* [Work instruction]: Every line containing the string "技术服务费" should be returned from the records.

[Page and application data records]
========================================================================
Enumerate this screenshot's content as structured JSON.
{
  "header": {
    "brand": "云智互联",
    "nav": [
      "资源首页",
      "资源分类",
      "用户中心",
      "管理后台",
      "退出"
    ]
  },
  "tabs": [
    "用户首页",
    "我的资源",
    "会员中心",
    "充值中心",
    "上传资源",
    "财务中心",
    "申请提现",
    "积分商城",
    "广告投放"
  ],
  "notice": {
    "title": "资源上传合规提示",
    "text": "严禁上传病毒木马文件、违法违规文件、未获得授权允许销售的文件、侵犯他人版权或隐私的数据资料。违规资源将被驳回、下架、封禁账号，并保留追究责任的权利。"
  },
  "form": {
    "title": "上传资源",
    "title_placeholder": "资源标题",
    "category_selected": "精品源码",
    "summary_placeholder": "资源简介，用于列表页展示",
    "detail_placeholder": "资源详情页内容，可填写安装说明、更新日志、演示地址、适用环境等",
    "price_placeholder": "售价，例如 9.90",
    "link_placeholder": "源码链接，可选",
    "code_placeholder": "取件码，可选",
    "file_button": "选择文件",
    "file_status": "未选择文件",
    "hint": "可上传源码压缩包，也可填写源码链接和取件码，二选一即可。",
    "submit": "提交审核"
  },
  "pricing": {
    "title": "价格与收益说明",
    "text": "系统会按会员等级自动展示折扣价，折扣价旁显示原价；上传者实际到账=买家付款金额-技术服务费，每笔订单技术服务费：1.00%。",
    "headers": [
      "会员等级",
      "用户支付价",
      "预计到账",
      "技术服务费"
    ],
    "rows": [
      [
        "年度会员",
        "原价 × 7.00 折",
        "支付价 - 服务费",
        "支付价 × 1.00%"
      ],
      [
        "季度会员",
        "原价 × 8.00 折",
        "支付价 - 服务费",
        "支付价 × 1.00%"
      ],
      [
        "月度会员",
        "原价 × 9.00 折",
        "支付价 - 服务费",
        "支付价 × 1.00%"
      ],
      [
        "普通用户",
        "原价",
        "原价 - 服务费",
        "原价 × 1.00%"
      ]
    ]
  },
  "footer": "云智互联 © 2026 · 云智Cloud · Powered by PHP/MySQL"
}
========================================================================
* [Answer for this exercise]:
    "text": "系统会按会员等级自动展示折扣价，折扣价旁显示原价；上传者实际到账=买家付款金额-技术服务费，每笔订单技术服务费：1.00%。",
      "技术服务费"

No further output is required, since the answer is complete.